Mercifully, we’re about an hour away from kickoff. If you’re still wavering on your pick and how you’ll wager your next eight paychecks, here are some stray stats, followed by a hold-ish prediction.

  • Justin and Aldon Smith have hit the quarterback twice in their two playoff games, according to Rotoworld’s Mike Clay. Twice.
  • Over his last 11 games, Michael Crabtree has 66 catches for 913 yards and 10 touchdowns.
  • Randy Moss has 10 postseason touchdown catches. The only players with more are Jerry Rice (22), and John Stallworth (12).
  • Sure, Justin Smith’s injury was massive late in the season, and it’s still been a concern throughout the playoffs. But injuries in football are random, violent events, and sometimes sheer luck leads to avoiding that randomness on a long playoff drive. According to Rick Gosselin of the Dallas Morning News, San Francisco starters missed a league low eight games. If they win tonight, the 49ers will then be the first team since 1993 to win the Super Bowl with a man games lost total in the single digits.
  • Getting to the 49ers’ goal-line is difficult, and actually scoring once you get there is also the extreme opposite of easy. The 49ers have allowed a touchdown on 15.2 percent of goal-to-go rushes this season, the best rate in the NFL according to Cecil Lammey.
  • But as Lammey also notes, that presents a strength vs. strength matchup deep in the trenches. This year Ray Rice was one of 11 running backs to attempt 20 or more goal-to-go rushes, and he scored on the highest percentage (43.5 percent).
  • Joe Flacco is one of just six quarterbacks to throw at least six touchdown passes and no interceptions during a postseason. The other five all won the Super Bowl, and were named the game’s MVP.
  • When Colin Kaepernick throws, he throws deep. Of his 136 completions during the regular season, nearly a quarter of them (23.5 percent) resulted in receptions of 20 yards or more. Flacco, meanwhile, completed 18.9 percent of his passes for +20 yards.
  • During a six-game stretch between weeks 12 and 17, Vernon Davis had only six receptions for 61 yards. That’s an average of 10.2 yards per game, and now during the 49ers’ two playoff games he has 150 yards on six catches, a run that’s included two +30 yard grabs.
  • Bernard Pierce is averaging 6.3 yards per carry during the postseason, over a full yard better than his average during the regular season (4.9).
  • Torrey Smith has another fun/scary Ravens offensive average. During the post-season he’s averaging 22.0 yards per catch, which includes touchdown catches of 32 and 59 yards against Champ Bailey.

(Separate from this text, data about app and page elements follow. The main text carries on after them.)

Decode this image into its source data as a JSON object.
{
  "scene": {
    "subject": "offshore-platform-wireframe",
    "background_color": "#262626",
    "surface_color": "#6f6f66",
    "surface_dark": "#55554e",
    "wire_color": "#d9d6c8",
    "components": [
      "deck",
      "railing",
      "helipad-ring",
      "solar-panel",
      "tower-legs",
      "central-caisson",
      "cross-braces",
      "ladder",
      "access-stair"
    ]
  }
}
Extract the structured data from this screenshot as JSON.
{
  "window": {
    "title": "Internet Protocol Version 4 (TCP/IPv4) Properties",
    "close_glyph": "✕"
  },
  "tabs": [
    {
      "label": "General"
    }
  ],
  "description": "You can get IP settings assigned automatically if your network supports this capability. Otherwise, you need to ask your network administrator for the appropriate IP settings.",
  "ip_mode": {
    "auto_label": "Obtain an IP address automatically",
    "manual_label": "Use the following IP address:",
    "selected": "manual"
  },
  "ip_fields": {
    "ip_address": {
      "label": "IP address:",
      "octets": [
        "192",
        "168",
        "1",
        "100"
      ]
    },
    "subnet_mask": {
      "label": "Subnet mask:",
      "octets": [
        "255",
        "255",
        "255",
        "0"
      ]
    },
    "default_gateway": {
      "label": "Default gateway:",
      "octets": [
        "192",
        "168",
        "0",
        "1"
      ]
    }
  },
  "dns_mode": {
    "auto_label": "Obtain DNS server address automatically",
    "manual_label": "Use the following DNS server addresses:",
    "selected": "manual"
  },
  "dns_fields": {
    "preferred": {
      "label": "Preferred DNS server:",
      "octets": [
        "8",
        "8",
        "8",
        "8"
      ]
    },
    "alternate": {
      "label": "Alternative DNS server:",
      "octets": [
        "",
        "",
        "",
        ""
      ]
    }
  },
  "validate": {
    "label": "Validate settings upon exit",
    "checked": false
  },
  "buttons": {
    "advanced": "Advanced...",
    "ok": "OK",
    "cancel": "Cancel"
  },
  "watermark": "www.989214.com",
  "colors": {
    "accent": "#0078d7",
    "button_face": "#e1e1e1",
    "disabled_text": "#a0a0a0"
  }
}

Bold-ish prediction: Yeah, this isn’t very bold at all, really. Earlier this week Rob Pizzola predicted a somewhat high-scoring game, but a close game nonetheless with the 49ers prevailing. Although the sample size is clearly small, the 2012 Ravens have demonstrated that they can at the very least limit a mobile quarterback who operates out of the read-option, most notably containing Robert Griffin III back in Week 14.

The difference between Washington and San Francisco, though, lies an ability to stretch the middle of the field when the edges are fastened off to keep Kaepernick in the pocket. We saw that two weeks ago in the NFC Championship when Kaep had only 21 rushing yards after setting the single-game record for QB rushing the week before (181 yards), but then he adjusted by averaging 11.1 passing yards per attempt, his highest rate as a starter.

That game also featured Vernon Davis’ boom. The tight end finished with 106 yards, which was an abrupt step up after he had 40 or fewer yards during 10 of his previous 11 games. We already know that Davis and Delanie Walker present a highly unfavorable matchup for the Ravens’ linebackers. Combine that with a versatile and dynamic running game against the 20th ranked rush defense during the regular season that gave up 122.8 yards per game, and the offensive advantage when the 49ers have the ball is far too great.

Final score: 49ers 31, Ravens 27